--- DATA PROVIDED ---
'''

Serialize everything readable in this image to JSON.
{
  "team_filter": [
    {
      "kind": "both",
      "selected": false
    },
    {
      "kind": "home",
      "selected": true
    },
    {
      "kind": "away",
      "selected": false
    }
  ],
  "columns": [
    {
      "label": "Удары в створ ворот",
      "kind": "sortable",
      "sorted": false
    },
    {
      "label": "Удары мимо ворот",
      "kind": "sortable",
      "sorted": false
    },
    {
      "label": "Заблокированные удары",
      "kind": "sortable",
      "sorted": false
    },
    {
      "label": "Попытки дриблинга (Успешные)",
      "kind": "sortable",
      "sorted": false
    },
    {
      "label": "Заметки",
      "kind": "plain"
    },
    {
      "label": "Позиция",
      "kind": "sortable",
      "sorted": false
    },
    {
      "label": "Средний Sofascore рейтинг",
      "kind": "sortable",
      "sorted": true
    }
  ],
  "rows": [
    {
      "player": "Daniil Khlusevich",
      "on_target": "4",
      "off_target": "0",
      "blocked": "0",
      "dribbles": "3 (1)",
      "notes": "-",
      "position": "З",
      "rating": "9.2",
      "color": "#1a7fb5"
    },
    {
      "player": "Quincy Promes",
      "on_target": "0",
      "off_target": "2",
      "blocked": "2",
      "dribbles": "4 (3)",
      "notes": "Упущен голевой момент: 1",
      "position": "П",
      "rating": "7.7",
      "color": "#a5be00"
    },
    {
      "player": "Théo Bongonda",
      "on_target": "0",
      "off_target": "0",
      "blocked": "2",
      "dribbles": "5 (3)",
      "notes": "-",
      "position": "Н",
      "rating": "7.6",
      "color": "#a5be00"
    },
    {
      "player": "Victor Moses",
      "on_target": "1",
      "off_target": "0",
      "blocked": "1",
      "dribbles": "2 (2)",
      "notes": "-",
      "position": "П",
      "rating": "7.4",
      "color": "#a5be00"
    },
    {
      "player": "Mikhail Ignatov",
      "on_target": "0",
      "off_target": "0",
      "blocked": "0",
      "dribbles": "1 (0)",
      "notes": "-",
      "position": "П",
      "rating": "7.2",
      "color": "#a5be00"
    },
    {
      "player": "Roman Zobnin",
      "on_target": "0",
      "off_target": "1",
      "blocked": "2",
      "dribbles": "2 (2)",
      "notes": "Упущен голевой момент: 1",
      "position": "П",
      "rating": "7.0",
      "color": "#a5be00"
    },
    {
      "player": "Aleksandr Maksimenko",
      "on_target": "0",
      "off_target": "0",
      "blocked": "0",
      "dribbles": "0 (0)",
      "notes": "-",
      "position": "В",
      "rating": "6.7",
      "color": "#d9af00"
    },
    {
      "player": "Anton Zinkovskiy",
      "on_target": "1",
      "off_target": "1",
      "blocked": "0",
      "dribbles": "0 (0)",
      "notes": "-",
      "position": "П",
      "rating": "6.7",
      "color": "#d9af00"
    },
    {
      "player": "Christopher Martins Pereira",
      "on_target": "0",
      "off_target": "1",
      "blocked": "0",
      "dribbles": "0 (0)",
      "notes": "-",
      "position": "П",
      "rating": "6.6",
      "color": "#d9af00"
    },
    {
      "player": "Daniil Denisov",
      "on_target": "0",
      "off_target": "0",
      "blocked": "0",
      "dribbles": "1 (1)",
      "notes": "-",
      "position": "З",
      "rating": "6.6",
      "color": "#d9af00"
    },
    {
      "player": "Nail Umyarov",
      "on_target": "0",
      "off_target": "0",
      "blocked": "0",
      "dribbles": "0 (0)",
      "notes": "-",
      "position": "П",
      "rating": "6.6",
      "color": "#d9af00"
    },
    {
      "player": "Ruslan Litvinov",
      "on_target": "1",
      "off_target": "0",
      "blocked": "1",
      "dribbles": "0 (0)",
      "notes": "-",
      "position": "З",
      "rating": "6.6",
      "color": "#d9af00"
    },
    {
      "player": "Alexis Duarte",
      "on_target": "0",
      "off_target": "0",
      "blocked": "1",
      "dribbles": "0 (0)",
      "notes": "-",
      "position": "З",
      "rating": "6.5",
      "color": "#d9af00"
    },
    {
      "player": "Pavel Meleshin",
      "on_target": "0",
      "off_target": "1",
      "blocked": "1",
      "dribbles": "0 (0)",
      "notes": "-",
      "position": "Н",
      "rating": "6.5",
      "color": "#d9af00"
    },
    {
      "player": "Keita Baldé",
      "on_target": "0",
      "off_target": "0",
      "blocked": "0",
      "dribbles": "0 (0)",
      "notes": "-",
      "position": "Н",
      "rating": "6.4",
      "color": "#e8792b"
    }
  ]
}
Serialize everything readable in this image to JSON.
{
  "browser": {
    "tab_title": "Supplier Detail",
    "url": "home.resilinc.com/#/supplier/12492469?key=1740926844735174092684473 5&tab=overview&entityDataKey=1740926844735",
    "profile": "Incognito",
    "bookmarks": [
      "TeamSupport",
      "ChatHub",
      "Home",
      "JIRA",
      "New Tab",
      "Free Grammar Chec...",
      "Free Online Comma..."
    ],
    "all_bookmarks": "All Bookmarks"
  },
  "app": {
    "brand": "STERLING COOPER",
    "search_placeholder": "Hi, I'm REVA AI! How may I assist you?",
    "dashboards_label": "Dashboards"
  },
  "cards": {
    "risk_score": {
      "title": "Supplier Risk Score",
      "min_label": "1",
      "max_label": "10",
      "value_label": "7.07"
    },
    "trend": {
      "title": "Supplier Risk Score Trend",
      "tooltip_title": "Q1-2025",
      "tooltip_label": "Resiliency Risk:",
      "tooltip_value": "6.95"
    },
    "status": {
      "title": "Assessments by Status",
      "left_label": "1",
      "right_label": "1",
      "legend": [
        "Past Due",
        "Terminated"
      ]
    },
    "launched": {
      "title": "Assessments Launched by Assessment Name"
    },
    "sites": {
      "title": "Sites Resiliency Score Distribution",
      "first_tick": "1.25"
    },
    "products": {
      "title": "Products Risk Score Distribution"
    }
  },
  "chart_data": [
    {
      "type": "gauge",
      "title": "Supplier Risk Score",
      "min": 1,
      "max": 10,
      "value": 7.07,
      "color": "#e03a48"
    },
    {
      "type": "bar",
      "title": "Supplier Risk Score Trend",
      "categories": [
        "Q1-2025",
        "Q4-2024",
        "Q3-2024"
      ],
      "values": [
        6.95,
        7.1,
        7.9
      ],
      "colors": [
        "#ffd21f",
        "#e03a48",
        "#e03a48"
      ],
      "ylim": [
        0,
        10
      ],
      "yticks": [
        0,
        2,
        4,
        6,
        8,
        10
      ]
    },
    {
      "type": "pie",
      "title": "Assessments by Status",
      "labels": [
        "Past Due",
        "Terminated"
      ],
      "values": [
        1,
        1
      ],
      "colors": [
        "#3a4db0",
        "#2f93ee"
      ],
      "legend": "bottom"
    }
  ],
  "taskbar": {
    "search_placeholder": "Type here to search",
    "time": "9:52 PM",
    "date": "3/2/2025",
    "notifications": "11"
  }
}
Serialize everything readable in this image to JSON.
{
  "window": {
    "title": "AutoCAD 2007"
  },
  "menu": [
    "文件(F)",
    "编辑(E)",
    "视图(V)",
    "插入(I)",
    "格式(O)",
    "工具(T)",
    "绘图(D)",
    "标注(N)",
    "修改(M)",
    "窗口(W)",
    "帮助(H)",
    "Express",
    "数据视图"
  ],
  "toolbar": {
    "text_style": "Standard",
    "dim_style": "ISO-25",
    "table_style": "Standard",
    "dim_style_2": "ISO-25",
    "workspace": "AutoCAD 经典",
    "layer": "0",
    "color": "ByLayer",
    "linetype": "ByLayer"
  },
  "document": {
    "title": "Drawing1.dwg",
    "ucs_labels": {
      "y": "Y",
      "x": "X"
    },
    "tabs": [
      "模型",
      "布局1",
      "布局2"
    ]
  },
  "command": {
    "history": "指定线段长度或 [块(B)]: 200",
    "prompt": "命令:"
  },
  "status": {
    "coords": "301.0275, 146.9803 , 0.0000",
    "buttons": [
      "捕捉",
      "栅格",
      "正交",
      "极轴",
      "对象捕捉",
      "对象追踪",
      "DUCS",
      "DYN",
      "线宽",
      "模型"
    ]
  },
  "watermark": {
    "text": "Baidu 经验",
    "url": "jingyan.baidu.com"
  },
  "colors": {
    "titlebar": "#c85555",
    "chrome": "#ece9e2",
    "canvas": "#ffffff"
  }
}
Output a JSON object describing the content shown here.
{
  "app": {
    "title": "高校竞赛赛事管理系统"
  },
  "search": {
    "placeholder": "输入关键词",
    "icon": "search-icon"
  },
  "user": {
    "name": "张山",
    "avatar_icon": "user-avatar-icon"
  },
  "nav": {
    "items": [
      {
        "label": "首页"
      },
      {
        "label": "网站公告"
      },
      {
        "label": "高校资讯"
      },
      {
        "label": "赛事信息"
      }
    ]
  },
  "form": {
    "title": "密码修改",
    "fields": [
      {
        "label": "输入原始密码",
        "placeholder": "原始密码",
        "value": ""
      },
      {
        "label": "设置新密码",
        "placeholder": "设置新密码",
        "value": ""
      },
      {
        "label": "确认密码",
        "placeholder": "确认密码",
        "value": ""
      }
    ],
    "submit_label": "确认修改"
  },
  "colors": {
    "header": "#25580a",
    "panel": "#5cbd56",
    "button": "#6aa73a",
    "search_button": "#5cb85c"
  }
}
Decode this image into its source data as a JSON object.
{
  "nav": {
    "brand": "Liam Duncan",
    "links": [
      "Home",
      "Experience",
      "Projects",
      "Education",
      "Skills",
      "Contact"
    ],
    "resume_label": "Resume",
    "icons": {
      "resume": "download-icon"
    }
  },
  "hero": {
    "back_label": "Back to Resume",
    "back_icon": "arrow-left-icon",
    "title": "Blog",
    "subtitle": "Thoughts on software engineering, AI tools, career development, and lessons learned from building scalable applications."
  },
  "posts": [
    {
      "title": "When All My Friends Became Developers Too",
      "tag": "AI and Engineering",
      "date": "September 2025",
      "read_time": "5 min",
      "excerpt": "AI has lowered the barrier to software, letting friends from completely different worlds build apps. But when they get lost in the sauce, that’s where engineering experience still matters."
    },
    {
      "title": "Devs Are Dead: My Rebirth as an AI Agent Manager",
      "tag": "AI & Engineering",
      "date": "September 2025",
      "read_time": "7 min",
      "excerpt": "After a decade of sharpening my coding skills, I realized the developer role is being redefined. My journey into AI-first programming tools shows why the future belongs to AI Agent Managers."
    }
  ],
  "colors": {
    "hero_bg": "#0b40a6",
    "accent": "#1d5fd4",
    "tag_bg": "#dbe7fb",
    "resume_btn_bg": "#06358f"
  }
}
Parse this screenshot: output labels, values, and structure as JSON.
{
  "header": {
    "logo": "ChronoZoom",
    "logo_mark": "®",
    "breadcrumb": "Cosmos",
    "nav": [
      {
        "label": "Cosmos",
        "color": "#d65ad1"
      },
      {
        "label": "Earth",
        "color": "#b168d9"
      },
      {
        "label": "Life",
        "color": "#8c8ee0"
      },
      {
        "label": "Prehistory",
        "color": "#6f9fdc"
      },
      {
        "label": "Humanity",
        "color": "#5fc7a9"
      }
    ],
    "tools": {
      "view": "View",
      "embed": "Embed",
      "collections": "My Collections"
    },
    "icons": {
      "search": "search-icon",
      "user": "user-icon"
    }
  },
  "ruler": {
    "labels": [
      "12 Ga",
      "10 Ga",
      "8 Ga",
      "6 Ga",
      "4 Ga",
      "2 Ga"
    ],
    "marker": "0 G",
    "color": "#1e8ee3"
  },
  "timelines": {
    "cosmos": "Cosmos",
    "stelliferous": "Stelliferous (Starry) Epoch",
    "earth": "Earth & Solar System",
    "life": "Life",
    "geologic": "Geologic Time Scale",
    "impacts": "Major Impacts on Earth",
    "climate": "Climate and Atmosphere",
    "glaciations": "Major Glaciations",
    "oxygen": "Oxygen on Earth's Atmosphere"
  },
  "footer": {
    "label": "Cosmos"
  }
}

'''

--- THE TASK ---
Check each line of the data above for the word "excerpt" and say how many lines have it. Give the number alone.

--- WRITTEN SOLUTION ---
2